Nuclear Breeder Reactors and Sustainability
Vallampadugai Arunachalam, Center for Study of Science, Technology and Policy
All presently operating nuclear reactors generating electric power are thermal reactors that use natural uranium or lightly enriched uranium compounds as fuel. The available reserves of uranium are limited to generating about 200 terawatts/year. On the other hand, plutonium, a byproduct of nuclear fission in a reactor, is also a fissionable material and can be a fuel for reactors, needing no slowing down of neutrons for a chain reaction to continue. If plutonium and uranium-233, a by-product of thorium under irradiation, are used as reactor fuel, then the amount of electricity that can be generated from nuclear power is extended substantially. This presentation will discuss the technological and economic viability of such breeders as well as their compatibility under nuclear nonproliferation regimes.
Addressing the Global Energy Challenge: Energy Conversion Using Nanoscale Materials
George Crabtree, Argonne National Laboratory
The expected doubling of global energy demand by 2050 challenges our traditional patterns of energy production, distribution, and use. The continued use of fossil fuels raises concerns about supply and security, and the effects on our environment and climate. New routes are needed for the efficient conversion of energy from chemical fuel, sunlight, and heat to electricity or hydrogen as an energy carrier and finally to end uses like transportation, lighting, and heating.
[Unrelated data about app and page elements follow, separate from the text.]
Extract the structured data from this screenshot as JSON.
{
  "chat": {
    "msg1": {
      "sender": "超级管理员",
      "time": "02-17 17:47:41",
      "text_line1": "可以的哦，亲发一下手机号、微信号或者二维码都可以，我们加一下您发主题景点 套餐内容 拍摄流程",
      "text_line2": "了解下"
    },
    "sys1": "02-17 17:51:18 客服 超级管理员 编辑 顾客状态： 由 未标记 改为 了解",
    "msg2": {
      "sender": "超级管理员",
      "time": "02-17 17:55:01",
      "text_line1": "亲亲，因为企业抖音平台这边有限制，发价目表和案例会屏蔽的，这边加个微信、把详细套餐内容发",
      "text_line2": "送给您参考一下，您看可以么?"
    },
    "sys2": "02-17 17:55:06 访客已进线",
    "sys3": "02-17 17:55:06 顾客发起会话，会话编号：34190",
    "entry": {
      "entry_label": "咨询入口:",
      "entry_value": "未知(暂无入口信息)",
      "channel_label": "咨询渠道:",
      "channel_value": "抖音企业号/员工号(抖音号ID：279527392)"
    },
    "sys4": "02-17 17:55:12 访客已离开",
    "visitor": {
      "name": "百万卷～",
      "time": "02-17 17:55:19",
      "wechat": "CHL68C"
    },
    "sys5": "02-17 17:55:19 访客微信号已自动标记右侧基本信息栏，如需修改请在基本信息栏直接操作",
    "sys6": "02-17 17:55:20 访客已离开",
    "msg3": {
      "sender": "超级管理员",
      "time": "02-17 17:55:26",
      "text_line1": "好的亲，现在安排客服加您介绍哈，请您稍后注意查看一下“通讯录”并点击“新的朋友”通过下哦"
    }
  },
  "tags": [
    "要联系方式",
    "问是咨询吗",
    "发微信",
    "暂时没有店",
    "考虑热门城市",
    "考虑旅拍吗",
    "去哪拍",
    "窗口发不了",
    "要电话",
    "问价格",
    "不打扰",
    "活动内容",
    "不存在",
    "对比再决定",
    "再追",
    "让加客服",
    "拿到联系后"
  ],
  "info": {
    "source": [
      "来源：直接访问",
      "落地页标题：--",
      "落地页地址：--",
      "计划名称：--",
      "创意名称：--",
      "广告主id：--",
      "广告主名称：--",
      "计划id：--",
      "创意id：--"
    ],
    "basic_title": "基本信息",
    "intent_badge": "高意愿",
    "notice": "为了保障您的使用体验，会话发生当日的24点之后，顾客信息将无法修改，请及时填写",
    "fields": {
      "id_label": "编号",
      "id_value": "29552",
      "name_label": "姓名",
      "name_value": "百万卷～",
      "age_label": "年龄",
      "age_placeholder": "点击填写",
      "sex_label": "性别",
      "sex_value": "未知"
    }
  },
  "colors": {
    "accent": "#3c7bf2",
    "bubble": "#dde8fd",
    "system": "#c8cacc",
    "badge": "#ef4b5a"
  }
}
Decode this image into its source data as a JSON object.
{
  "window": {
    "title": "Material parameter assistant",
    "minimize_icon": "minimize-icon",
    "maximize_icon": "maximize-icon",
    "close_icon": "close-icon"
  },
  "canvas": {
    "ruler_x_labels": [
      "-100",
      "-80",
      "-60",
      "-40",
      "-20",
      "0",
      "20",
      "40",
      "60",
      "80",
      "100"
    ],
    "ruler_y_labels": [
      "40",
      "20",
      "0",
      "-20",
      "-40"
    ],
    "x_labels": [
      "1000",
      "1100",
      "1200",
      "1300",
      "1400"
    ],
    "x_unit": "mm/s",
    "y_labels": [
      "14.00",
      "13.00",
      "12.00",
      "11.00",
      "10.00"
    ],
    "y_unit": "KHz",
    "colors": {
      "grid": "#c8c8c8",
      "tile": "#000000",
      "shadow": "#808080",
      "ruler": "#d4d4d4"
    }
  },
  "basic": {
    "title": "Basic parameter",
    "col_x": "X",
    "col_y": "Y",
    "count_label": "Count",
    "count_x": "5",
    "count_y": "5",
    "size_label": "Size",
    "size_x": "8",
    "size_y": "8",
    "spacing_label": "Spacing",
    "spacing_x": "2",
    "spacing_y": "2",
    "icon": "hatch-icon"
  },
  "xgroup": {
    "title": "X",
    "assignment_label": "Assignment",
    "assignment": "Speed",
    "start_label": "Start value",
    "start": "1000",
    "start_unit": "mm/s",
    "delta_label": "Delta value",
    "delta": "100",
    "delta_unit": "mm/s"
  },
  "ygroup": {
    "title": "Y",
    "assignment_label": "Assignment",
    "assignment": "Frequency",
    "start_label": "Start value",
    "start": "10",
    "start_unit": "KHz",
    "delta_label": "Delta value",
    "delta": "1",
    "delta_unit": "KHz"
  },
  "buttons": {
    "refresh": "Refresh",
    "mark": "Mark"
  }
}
Opportunities for efficient new energy conversion routes based on nanoscale materials will be presented, with emphasis on the sustainable energy technologies they enable.
Discussant: Michelle Buchanan, Oak Ridge National Laboratory